• _Work instruction_: Only text is carried over. Reproduce the entries below exactly.

• _Input data_:
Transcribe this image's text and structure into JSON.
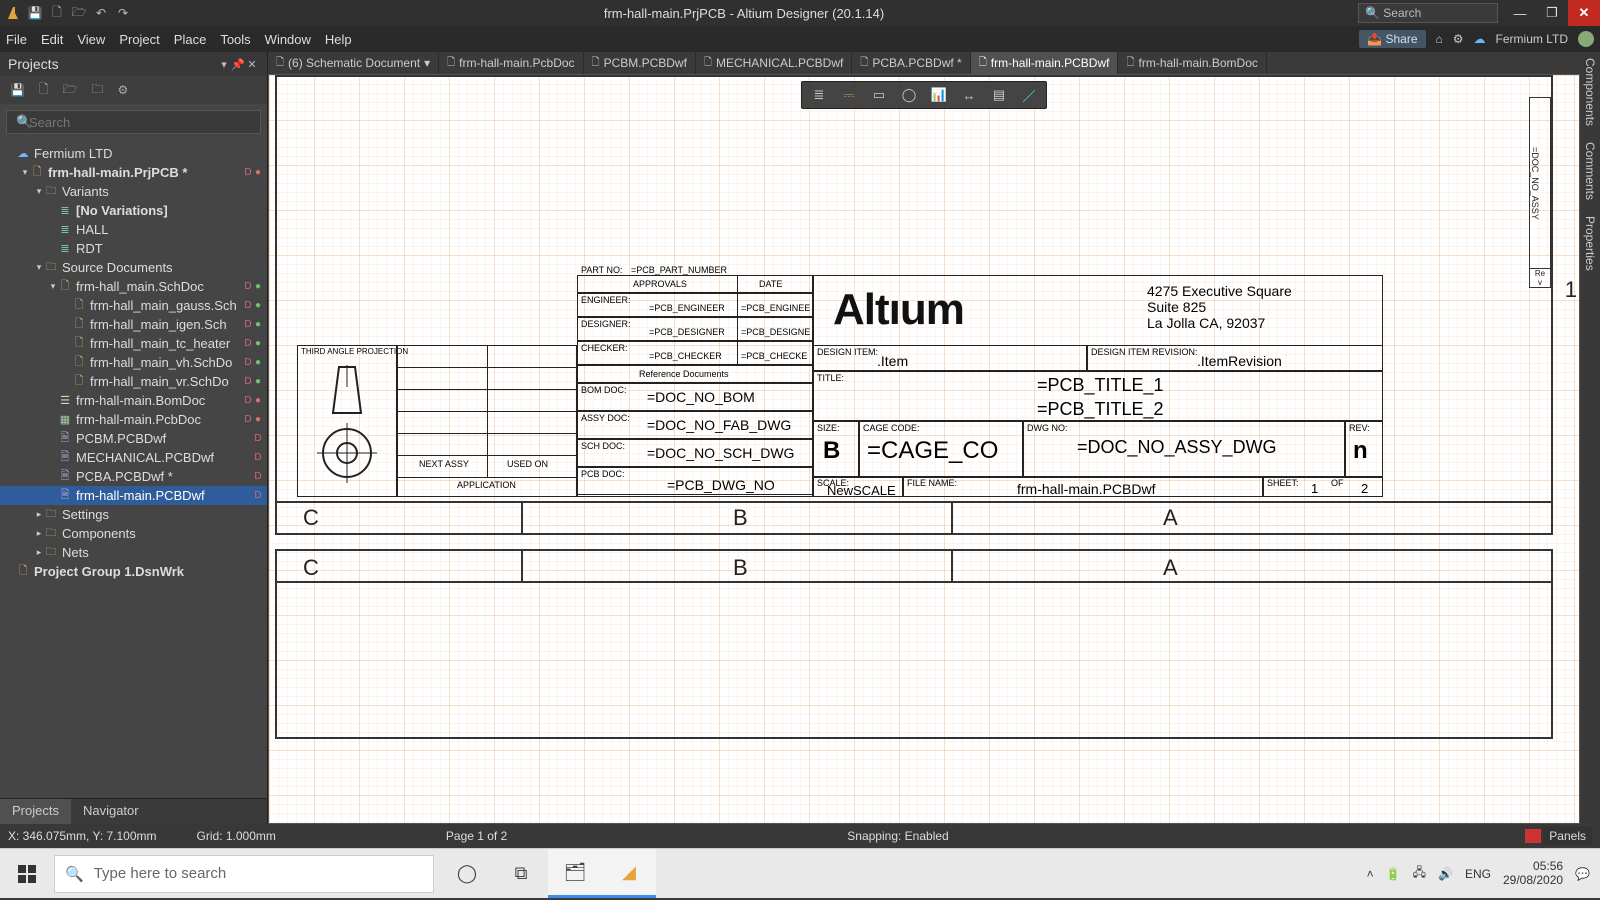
{
  "app": {
    "title": "frm-hall-main.PrjPCB - Altium Designer (20.1.14)",
    "search_placeholder": "Search",
    "share_label": "Share",
    "org_label": "Fermium LTD"
  },
  "menus": [
    "File",
    "Edit",
    "View",
    "Project",
    "Place",
    "Tools",
    "Window",
    "Help"
  ],
  "projects": {
    "title": "Projects",
    "search_placeholder": "Search",
    "tabs": [
      "Projects",
      "Navigator"
    ],
    "tree": [
      {
        "depth": 0,
        "caret": "",
        "icon": "ic-cloud",
        "label": "Fermium LTD"
      },
      {
        "depth": 1,
        "caret": "▾",
        "icon": "ic-file",
        "label": "frm-hall-main.PrjPCB *",
        "bold": true,
        "stat": "D",
        "dot": "red"
      },
      {
        "depth": 2,
        "caret": "▾",
        "icon": "ic-folder",
        "label": "Variants"
      },
      {
        "depth": 3,
        "caret": "",
        "icon": "ic-variant",
        "label": "[No Variations]",
        "bold": true
      },
      {
        "depth": 3,
        "caret": "",
        "icon": "ic-variant",
        "label": "HALL"
      },
      {
        "depth": 3,
        "caret": "",
        "icon": "ic-variant",
        "label": "RDT"
      },
      {
        "depth": 2,
        "caret": "▾",
        "icon": "ic-folder",
        "label": "Source Documents"
      },
      {
        "depth": 3,
        "caret": "▾",
        "icon": "ic-file",
        "label": "frm-hall_main.SchDoc",
        "stat": "D",
        "dot": "green"
      },
      {
        "depth": 4,
        "caret": "",
        "icon": "ic-file",
        "label": "frm-hall_main_gauss.Sch",
        "stat": "D",
        "dot": "green"
      },
      {
        "depth": 4,
        "caret": "",
        "icon": "ic-file",
        "label": "frm-hall_main_igen.Sch",
        "stat": "D",
        "dot": "green"
      },
      {
        "depth": 4,
        "caret": "",
        "icon": "ic-file",
        "label": "frm-hall_main_tc_heater",
        "stat": "D",
        "dot": "green"
      },
      {
        "depth": 4,
        "caret": "",
        "icon": "ic-file",
        "label": "frm-hall_main_vh.SchDo",
        "stat": "D",
        "dot": "green"
      },
      {
        "depth": 4,
        "caret": "",
        "icon": "ic-file",
        "label": "frm-hall_main_vr.SchDo",
        "stat": "D",
        "dot": "green"
      },
      {
        "depth": 3,
        "caret": "",
        "icon": "ic-bom",
        "label": "frm-hall-main.BomDoc",
        "stat": "D",
        "dot": "red"
      },
      {
        "depth": 3,
        "caret": "",
        "icon": "ic-pcb",
        "label": "frm-hall-main.PcbDoc",
        "stat": "D",
        "dot": "red"
      },
      {
        "depth": 3,
        "caret": "",
        "icon": "ic-draft",
        "label": "PCBM.PCBDwf",
        "stat": "D"
      },
      {
        "depth": 3,
        "caret": "",
        "icon": "ic-draft",
        "label": "MECHANICAL.PCBDwf",
        "stat": "D"
      },
      {
        "depth": 3,
        "caret": "",
        "icon": "ic-draft",
        "label": "PCBA.PCBDwf *",
        "stat": "D"
      },
      {
        "depth": 3,
        "caret": "",
        "icon": "ic-draft",
        "label": "frm-hall-main.PCBDwf",
        "stat": "D",
        "selected": true
      },
      {
        "depth": 2,
        "caret": "▸",
        "icon": "ic-folder",
        "label": "Settings"
      },
      {
        "depth": 2,
        "caret": "▸",
        "icon": "ic-folder",
        "label": "Components"
      },
      {
        "depth": 2,
        "caret": "▸",
        "icon": "ic-folder",
        "label": "Nets"
      },
      {
        "depth": 0,
        "caret": "",
        "icon": "ic-file",
        "label": "Project Group 1.DsnWrk",
        "bold": true
      }
    ]
  },
  "doctabs": [
    {
      "label": "(6) Schematic Document",
      "drop": true
    },
    {
      "label": "frm-hall-main.PcbDoc"
    },
    {
      "label": "PCBM.PCBDwf"
    },
    {
      "label": "MECHANICAL.PCBDwf"
    },
    {
      "label": "PCBA.PCBDwf *"
    },
    {
      "label": "frm-hall-main.PCBDwf",
      "active": true
    },
    {
      "label": "frm-hall-main.BomDoc"
    }
  ],
  "rightdock": [
    "Components",
    "Comments",
    "Properties"
  ],
  "titleblock": {
    "projection": "THIRD ANGLE PROJECTION",
    "partno_lbl": "PART NO:",
    "partno_val": "=PCB_PART_NUMBER",
    "approvals": "APPROVALS",
    "date": "DATE",
    "engineer_lbl": "ENGINEER:",
    "engineer_val": "=PCB_ENGINEER",
    "engineer_date": "=PCB_ENGINEE",
    "designer_lbl": "DESIGNER:",
    "designer_val": "=PCB_DESIGNER",
    "designer_date": "=PCB_DESIGNE",
    "checker_lbl": "CHECKER:",
    "checker_val": "=PCB_CHECKER",
    "checker_date": "=PCB_CHECKE",
    "refdocs": "Reference Documents",
    "bomdoc_lbl": "BOM DOC:",
    "bomdoc_val": "=DOC_NO_BOM",
    "assydoc_lbl": "ASSY DOC:",
    "assydoc_val": "=DOC_NO_FAB_DWG",
    "schdoc_lbl": "SCH DOC:",
    "schdoc_val": "=DOC_NO_SCH_DWG",
    "pcbdoc_lbl": "PCB DOC:",
    "pcbdoc_val": "=PCB_DWG_NO",
    "nextassy": "NEXT ASSY",
    "usedon": "USED ON",
    "application": "APPLICATION",
    "logo": "Altıum",
    "addr1": "4275 Executive Square",
    "addr2": "Suite 825",
    "addr3": "La Jolla CA, 92037",
    "designitem_lbl": "DESIGN ITEM:",
    "designitem_val": ".Item",
    "designitemrev_lbl": "DESIGN ITEM REVISION:",
    "designitemrev_val": ".ItemRevision",
    "title_lbl": "TITLE:",
    "title1": "=PCB_TITLE_1",
    "title2": "=PCB_TITLE_2",
    "size_lbl": "SIZE:",
    "size_val": "B",
    "cage_lbl": "CAGE CODE:",
    "cage_val": "=CAGE_CO",
    "dwgno_lbl": "DWG NO:",
    "dwgno_val": "=DOC_NO_ASSY_DWG",
    "rev_lbl": "REV:",
    "rev_val": "n",
    "scale_lbl": "SCALE:",
    "scale_val": "NewSCALE",
    "filename_lbl": "FILE NAME:",
    "filename_val": "frm-hall-main.PCBDwf",
    "sheet_lbl": "SHEET:",
    "sheet_cur": "1",
    "sheet_of_lbl": "OF",
    "sheet_tot": "2",
    "zone_c": "C",
    "zone_b": "B",
    "zone_a": "A",
    "revstrip": "=DOC_NO_ASSY",
    "edge1": "1"
  },
  "statusbar": {
    "coords": "X: 346.075mm, Y: 7.100mm",
    "grid": "Grid: 1.000mm",
    "page": "Page 1 of 2",
    "snap": "Snapping: Enabled",
    "panels": "Panels"
  },
  "taskbar": {
    "search_placeholder": "Type here to search",
    "lang": "ENG",
    "time": "05:56",
    "date": "29/08/2020"
  }
}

• _Solution below_:
Transcribe this image's text and structure into JSON.
{
  "app": {
    "title": "frm-hall-main.PrjPCB - Altium Designer (20.1.14)",
    "search_placeholder": "Search",
    "share_label": "Share",
    "org_label": "Fermium LTD"
  },
  "menus": [
    "File",
    "Edit",
    "View",
    "Project",
    "Place",
    "Tools",
    "Window",
    "Help"
  ],
  "projects": {
    "title": "Projects",
    "search_placeholder": "Search",
    "tabs": [
      "Projects",
      "Navigator"
    ],
    "tree": [
      {
        "depth": 0,
        "caret": "",
        "icon": "ic-cloud",
        "label": "Fermium LTD"
      },
      {
        "depth": 1,
        "caret": "▾",
        "icon": "ic-file",
        "label": "frm-hall-main.PrjPCB *",
        "bold": true,
        "stat": "D",
        "dot": "red"
      },
      {
        "depth": 2,
        "caret": "▾",
        "icon": "ic-folder",
        "label": "Variants"
      },
      {
        "depth": 3,
        "caret": "",
        "icon": "ic-variant",
        "label": "[No Variations]",
        "bold": true
      },
      {
        "depth": 3,
        "caret": "",
        "icon": "ic-variant",
        "label": "HALL"
      },
      {
        "depth": 3,
        "caret": "",
        "icon": "ic-variant",
        "label": "RDT"
      },
      {
        "depth": 2,
        "caret": "▾",
        "icon": "ic-folder",
        "label": "Source Documents"
      },
      {
        "depth": 3,
        "caret": "▾",
        "icon": "ic-file",
        "label": "frm-hall_main.SchDoc",
        "stat": "D",
        "dot": "green"
      },
      {
        "depth": 4,
        "caret": "",
        "icon": "ic-file",
        "label": "frm-hall_main_gauss.Sch",
        "stat": "D",
        "dot": "green"
      },
      {
        "depth": 4,
        "caret": "",
        "icon": "ic-file",
        "label": "frm-hall_main_igen.Sch",
        "stat": "D",
        "dot": "green"
      },
      {
        "depth": 4,
        "caret": "",
        "icon": "ic-file",
        "label": "frm-hall_main_tc_heater",
        "stat": "D",
        "dot": "green"
      },
      {
        "depth": 4,
        "caret": "",
        "icon": "ic-file",
        "label": "frm-hall_main_vh.SchDo",
        "stat": "D",
        "dot": "green"
      },
      {
        "depth": 4,
        "caret": "",
        "icon": "ic-file",
        "label": "frm-hall_main_vr.SchDo",
        "stat": "D",
        "dot": "green"
      },
      {
        "depth": 3,
        "caret": "",
        "icon": "ic-bom",
        "label": "frm-hall-main.BomDoc",
        "stat": "D",
        "dot": "red"
      },
      {
        "depth": 3,
        "caret": "",
        "icon": "ic-pcb",
        "label": "frm-hall-main.PcbDoc",
        "stat": "D",
        "dot": "red"
      },
      {
        "depth": 3,
        "caret": "",
        "icon": "ic-draft",
        "label": "PCBM.PCBDwf",
        "stat": "D"
      },
      {
        "depth": 3,
        "caret": "",
        "icon": "ic-draft",
        "label": "MECHANICAL.PCBDwf",
        "stat": "D"
      },
      {
        "depth": 3,
        "caret": "",
        "icon": "ic-draft",
        "label": "PCBA.PCBDwf *",
        "stat": "D"
      },
      {
        "depth": 3,
        "caret": "",
        "icon": "ic-draft",
        "label": "frm-hall-main.PCBDwf",
        "stat": "D",
        "selected": true
      },
      {
        "depth": 2,
        "caret": "▸",
        "icon": "ic-folder",
        "label": "Settings"
      },
      {
        "depth": 2,
        "caret": "▸",
        "icon": "ic-folder",
        "label": "Components"
      },
      {
        "depth": 2,
        "caret": "▸",
        "icon": "ic-folder",
        "label": "Nets"
      },
      {
        "depth": 0,
        "caret": "",
        "icon": "ic-file",
        "label": "Project Group 1.DsnWrk",
        "bold": true
      }
    ]
  },
  "doctabs": [
    {
      "label": "(6) Schematic Document",
      "drop": true
    },
    {
      "label": "frm-hall-main.PcbDoc"
    },
    {
      "label": "PCBM.PCBDwf"
    },
    {
      "label": "MECHANICAL.PCBDwf"
    },
    {
      "label": "PCBA.PCBDwf *"
    },
    {
      "label": "frm-hall-main.PCBDwf",
      "active": true
    },
    {
      "label": "frm-hall-main.BomDoc"
    }
  ],
  "rightdock": [
    "Components",
    "Comments",
    "Properties"
  ],
  "titleblock": {
    "projection": "THIRD ANGLE PROJECTION",
    "partno_lbl": "PART NO:",
    "partno_val": "=PCB_PART_NUMBER",
    "approvals": "APPROVALS",
    "date": "DATE",
    "engineer_lbl": "ENGINEER:",
    "engineer_val": "=PCB_ENGINEER",
    "engineer_date": "=PCB_ENGINEE",
    "designer_lbl": "DESIGNER:",
    "designer_val": "=PCB_DESIGNER",
    "designer_date": "=PCB_DESIGNE",
    "checker_lbl": "CHECKER:",
    "checker_val": "=PCB_CHECKER",
    "checker_date": "=PCB_CHECKE",
    "refdocs": "Reference Documents",
    "bomdoc_lbl": "BOM DOC:",
    "bomdoc_val": "=DOC_NO_BOM",
    "assydoc_lbl": "ASSY DOC:",
    "assydoc_val": "=DOC_NO_FAB_DWG",
    "schdoc_lbl": "SCH DOC:",
    "schdoc_val": "=DOC_NO_SCH_DWG",
    "pcbdoc_lbl": "PCB DOC:",
    "pcbdoc_val": "=PCB_DWG_NO",
    "nextassy": "NEXT ASSY",
    "usedon": "USED ON",
    "application": "APPLICATION",
    "logo": "Altıum",
    "addr1": "4275 Executive Square",
    "addr2": "Suite 825",
    "addr3": "La Jolla CA, 92037",
    "designitem_lbl": "DESIGN ITEM:",
    "designitem_val": ".Item",
    "designitemrev_lbl": "DESIGN ITEM REVISION:",
    "designitemrev_val": ".ItemRevision",
    "title_lbl": "TITLE:",
    "title1": "=PCB_TITLE_1",
    "title2": "=PCB_TITLE_2",
    "size_lbl": "SIZE:",
    "size_val": "B",
    "cage_lbl": "CAGE CODE:",
    "cage_val": "=CAGE_CO",
    "dwgno_lbl": "DWG NO:",
    "dwgno_val": "=DOC_NO_ASSY_DWG",
    "rev_lbl": "REV:",
    "rev_val": "n",
    "scale_lbl": "SCALE:",
    "scale_val": "NewSCALE",
    "filename_lbl": "FILE NAME:",
    "filename_val": "frm-hall-main.PCBDwf",
    "sheet_lbl": "SHEET:",
    "sheet_cur": "1",
    "sheet_of_lbl": "OF",
    "sheet_tot": "2",
    "zone_c": "C",
    "zone_b": "B",
    "zone_a": "A",
    "revstrip": "=DOC_NO_ASSY",
    "edge1": "1"
  },
  "statusbar": {
    "coords": "X: 346.075mm, Y: 7.100mm",
    "grid": "Grid: 1.000mm",
    "page": "Page 1 of 2",
    "snap": "Snapping: Enabled",
    "panels": "Panels"
  },
  "taskbar": {
    "search_placeholder": "Type here to search",
    "lang": "ENG",
    "time": "05:56",
    "date": "29/08/2020"
  }
}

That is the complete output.